I'm not saying that we should stop targeting the Falcons defense. But maybe we should stop targeting the Falcons defense so intensely? In the two games since Raheem Morris took over the defensive playcalling duties, Atlanta's defense has turned a corner. It's all started with the pass rush. In Weeks 10-11, the Falcons were credited with 11 sacks on 36 QB pressures -- compared to seven sacks on 49 pressures over their first eight games -- and they've done it by blitzing less often than they previously were. Maybe some of it has to do with facing familiar division foes (Saints, Panthers) but if that's the case, then next week's matchup with the Buccaneers and walking turnover machine Jameis Winston seems to work in their favor yet again. If you're looking for a defensive pushover, the Falcons aren't quite that anymore.
The Brian Hill experiment didn't work out this week. At all. Dan Quinn said earlier in the week that Hill would be the lead running back and see the bulk of the carries. In Quinn's defense, he was truthful. Hill played 62 percent of the snaps and had a game-high 15 carries (plus three targets). It all worked out to a grand total of 38 yards. Not exactly the bonanza we were anticipating. Then again, maybe we shouldn't be surprised. Before this week, Hill was Atlanta's third-string running back and being thrust into a prominent role doesn't guarantee commensurate success. Let this be a reminder when the hype gets too loud around certain waiver wire players.

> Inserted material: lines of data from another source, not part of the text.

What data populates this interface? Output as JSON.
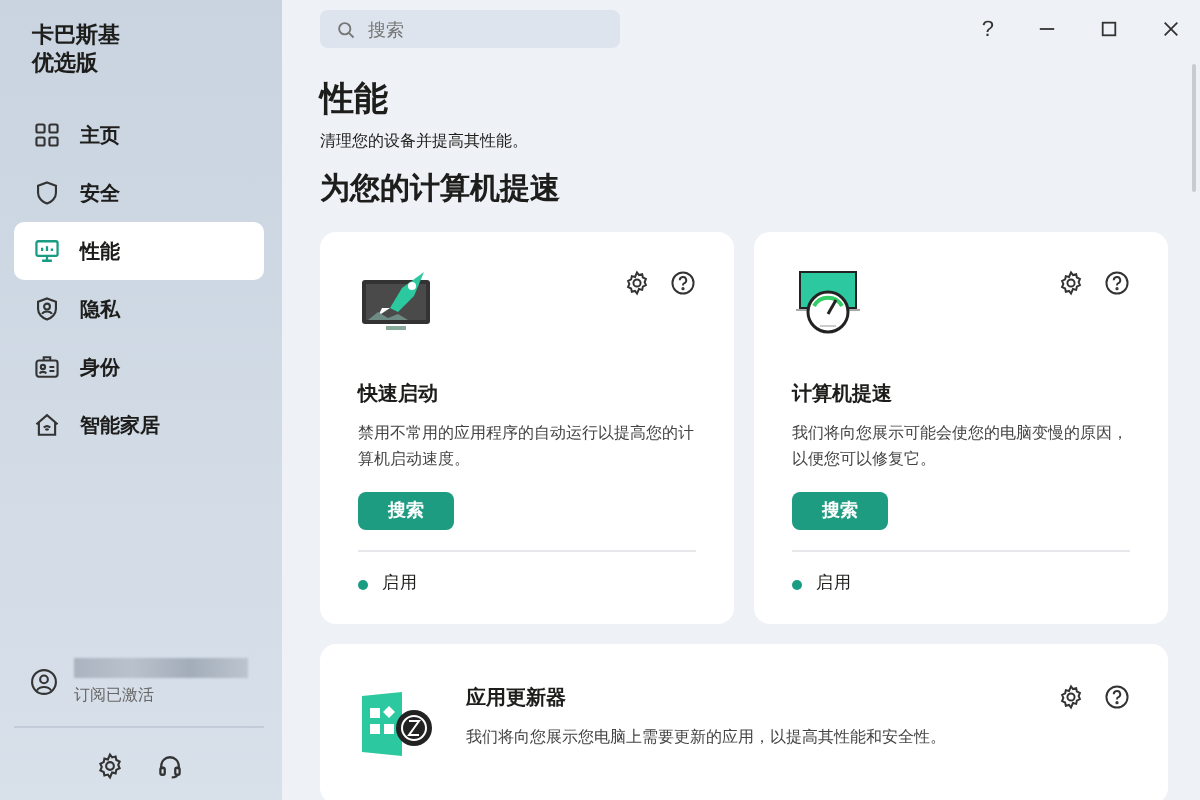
{
  "sidebar": {
    "title": "卡巴斯基优选版",
    "items": [
      {
        "label": "主页",
        "kind": "grid",
        "selected": false
      },
      {
        "label": "安全",
        "kind": "shield",
        "selected": false
      },
      {
        "label": "性能",
        "kind": "monitor",
        "selected": true
      },
      {
        "label": "隐私",
        "kind": "privacy",
        "selected": false
      },
      {
        "label": "身份",
        "kind": "id",
        "selected": false
      },
      {
        "label": "智能家居",
        "kind": "home",
        "selected": false
      }
    ],
    "account": {
      "status": "订阅已激活"
    }
  },
  "search": {
    "placeholder": "搜索"
  },
  "window_controls": {
    "help": "?"
  },
  "page": {
    "title": "性能",
    "subtitle": "清理您的设备并提高其性能。",
    "section": "为您的计算机提速"
  },
  "cards": [
    {
      "kind": "rocket",
      "title": "快速启动",
      "description": "禁用不常用的应用程序的自动运行以提高您的计算机启动速度。",
      "button": "搜索",
      "status": "启用"
    },
    {
      "kind": "gauge",
      "title": "计算机提速",
      "description": "我们将向您展示可能会使您的电脑变慢的原因，以便您可以修复它。",
      "button": "搜索",
      "status": "启用"
    }
  ],
  "wide_card": {
    "title": "应用更新器",
    "description": "我们将向您展示您电脑上需要更新的应用，以提高其性能和安全性。"
  }
}
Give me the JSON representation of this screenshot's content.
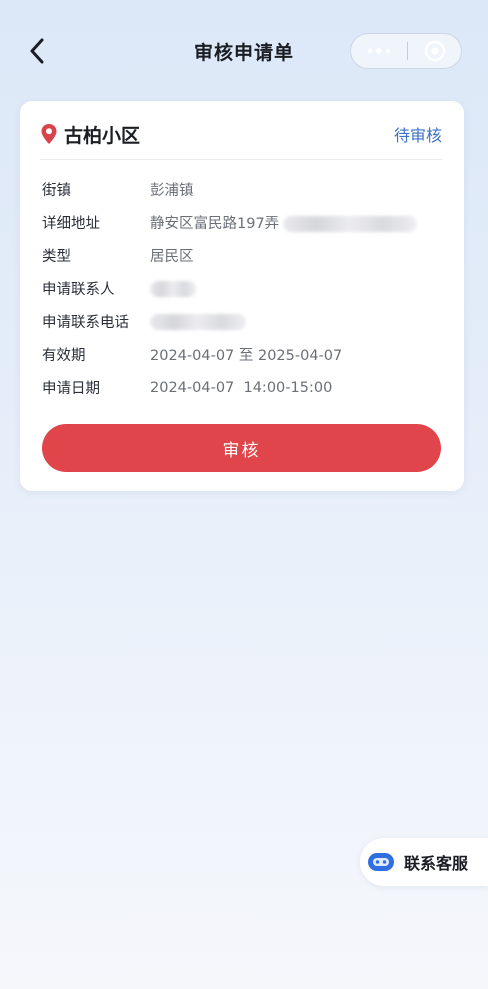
{
  "nav": {
    "title": "审核申请单",
    "back_icon": "chevron-left-icon",
    "more_icon": "ellipsis-icon",
    "close_icon": "target-circle-icon"
  },
  "card": {
    "location_icon": "map-pin-icon",
    "location_name": "古柏小区",
    "status": "待审核",
    "status_color": "#3c72c8",
    "rows": [
      {
        "label": "街镇",
        "value": "彭浦镇"
      },
      {
        "label": "详细地址",
        "value": "静安区富民路197弄"
      },
      {
        "label": "类型",
        "value": "居民区"
      },
      {
        "label": "申请联系人",
        "value": ""
      },
      {
        "label": "申请联系电话",
        "value": ""
      },
      {
        "label": "有效期",
        "value": "2024-04-07 至 2025-04-07"
      },
      {
        "label": "申请日期",
        "value": "2024-04-07  14:00-15:00"
      }
    ],
    "audit_button": "审核",
    "audit_button_color": "#e0454b"
  },
  "service": {
    "icon": "robot-chat-icon",
    "label": "联系客服"
  }
}
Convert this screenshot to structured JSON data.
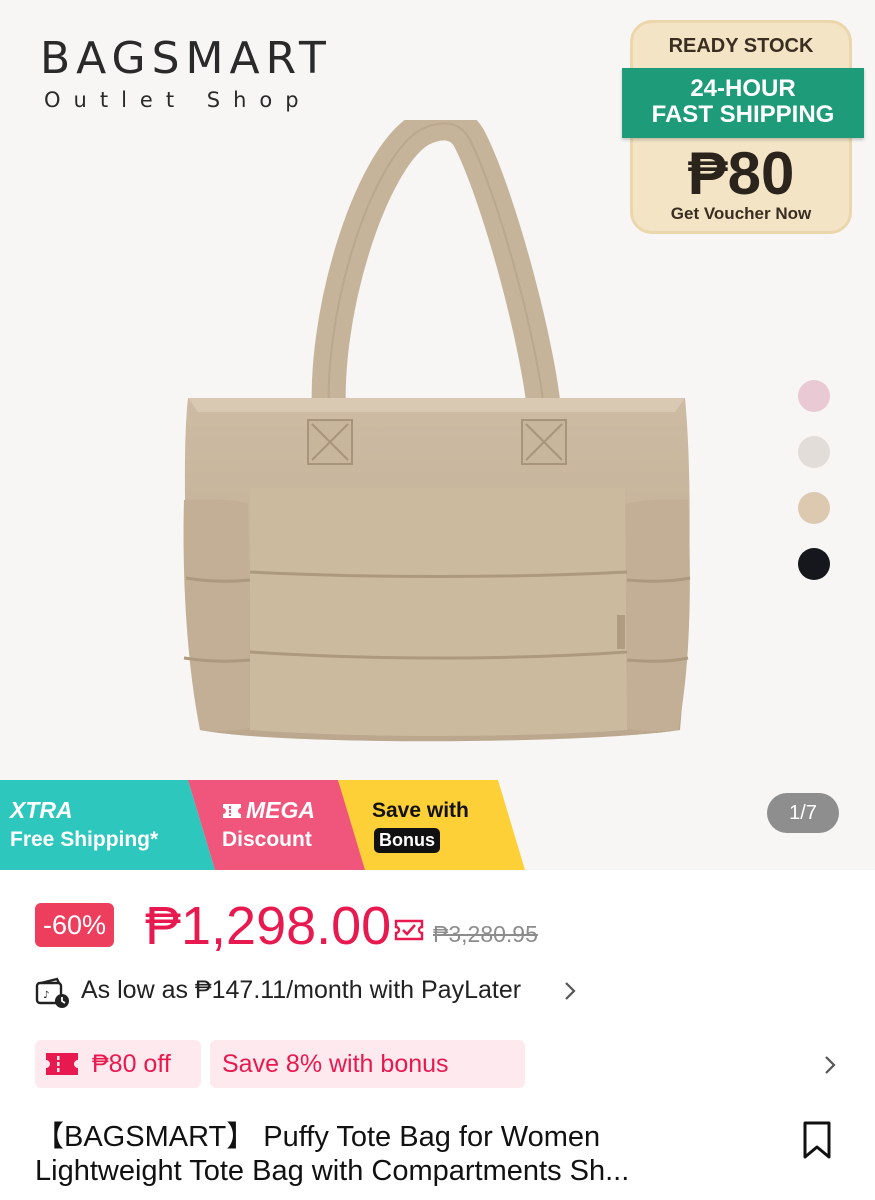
{
  "brand": {
    "name": "BAGSMART",
    "subtitle": "Outlet Shop"
  },
  "voucher_card": {
    "ready_label": "READY STOCK",
    "band_line1": "24-HOUR",
    "band_line2": "FAST SHIPPING",
    "amount": "₱80",
    "cta": "Get Voucher Now"
  },
  "colors": {
    "swatches": [
      "#e9c9d3",
      "#e2ddd8",
      "#dcc9b0",
      "#15171c"
    ],
    "price_red": "#e8194f",
    "voucher_green": "#1e9b79"
  },
  "promo_strip": {
    "xtra_top": "XTRA",
    "xtra_bottom": "Free Shipping*",
    "mega_top": "MEGA",
    "mega_bottom": "Discount",
    "bonus_top": "Save with",
    "bonus_bottom": "Bonus"
  },
  "gallery": {
    "pager": "1/7"
  },
  "price": {
    "discount": "-60%",
    "current": "₱1,298.00",
    "original": "₱3,280.95"
  },
  "paylater": {
    "text": "As low as ₱147.11/month with PayLater"
  },
  "vouchers": {
    "off_label": "₱80 off",
    "save_label": "Save 8% with bonus"
  },
  "product": {
    "title_line1": "【BAGSMART】 Puffy Tote Bag for Women",
    "title_line2": "Lightweight Tote Bag with Compartments Sh..."
  },
  "icons": {
    "coin": "price-guarantee-icon",
    "paylater": "paylater-icon",
    "ticket": "ticket-icon",
    "bookmark": "bookmark-icon",
    "chevron": "chevron-right-icon"
  }
}
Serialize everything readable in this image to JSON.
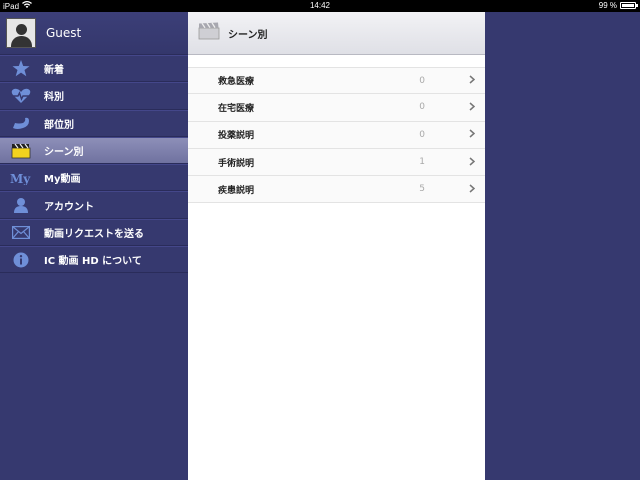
{
  "status_bar": {
    "device": "iPad",
    "time": "14:42",
    "battery": "99 %",
    "battery_level": 0.99
  },
  "sidebar": {
    "user": {
      "name": "Guest"
    },
    "items": [
      {
        "label": "新着",
        "icon": "star-icon",
        "active": false
      },
      {
        "label": "科別",
        "icon": "heart-pulse-icon",
        "active": false
      },
      {
        "label": "部位別",
        "icon": "arm-icon",
        "active": false
      },
      {
        "label": "シーン別",
        "icon": "clapperboard-icon",
        "active": true
      },
      {
        "label": "My動画",
        "icon": "my-icon",
        "active": false
      },
      {
        "label": "アカウント",
        "icon": "person-icon",
        "active": false
      },
      {
        "label": "動画リクエストを送る",
        "icon": "mail-icon",
        "active": false
      },
      {
        "label": "IC 動画 HD について",
        "icon": "info-icon",
        "active": false
      }
    ]
  },
  "panel": {
    "title": "シーン別",
    "title_icon": "clapperboard-icon",
    "rows": [
      {
        "label": "救急医療",
        "count": "0"
      },
      {
        "label": "在宅医療",
        "count": "0"
      },
      {
        "label": "投薬説明",
        "count": "0"
      },
      {
        "label": "手術説明",
        "count": "1"
      },
      {
        "label": "疾患説明",
        "count": "5"
      }
    ]
  },
  "colors": {
    "background": "#36396f",
    "active_item": "#7f81ad",
    "icon": "#6f8fd8"
  }
}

When Kerryon Johnson went down with a season-ending injury, no one expected the Lions to turn to one running back to become a workhorse. It was always realistic to expect Ty Johnson to split the workload with any number of backs, including J.D. McKissic, Tra Carson, and Paul Perkins. Once the latter two were released, it seemed like the math was getting a little bit easier. What we didn't count on was Bo Scarbrough hoovering up the bulk of Detroit's carries in Week 11. So what does this all mean for the Lions backfield going forward? Probably that you're better off staying away from the whole group.
This is feeling like a re-do of the Jonathan Stewart years in Carolina. There were plenty of years when Stewart was a quality running back who could help move the chains between the 20s but when the ball got near the goal line, Cam Newton would inevitably take it in himself, leaving plenty of fantasy managers angry enough to chew glass. Fast forward to 2019. Now it's Devin Singletary who's starting to get more work for the Buffalo Bills offense. But it's Josh Allen who seems to score the touchdowns. Allen has seven rushing scores this season. The only quarterback with more is (no surprise) Lamar Jackson.
Kyle Rudolph's recent ascension has a bit to do with the Vikings throwing the ball a little more lately. It has a little to do with Adam Thielen's absence as he rehabs from an injury. If you want to believe in cosmic weirdness, I guess you could say it has to do with the calendar approaching the end of the year (this is purely for joking purposes). Anyway, you can debate the reasons all you want. I'm just happy that we have another quality tight end. Too bad he's on a bye next week.
And one for the road...
Marcas Grant is a fantasy analyst for NFL.com and a man who actually wouldn't mind the weather cooling down because who wants to eat stew when it's 85 degrees? Send him your weird weather wishes or fantasy football questions via Twitter @MarcasG. If you read all of that, congrats. Follow him on Facebook, and Instagram.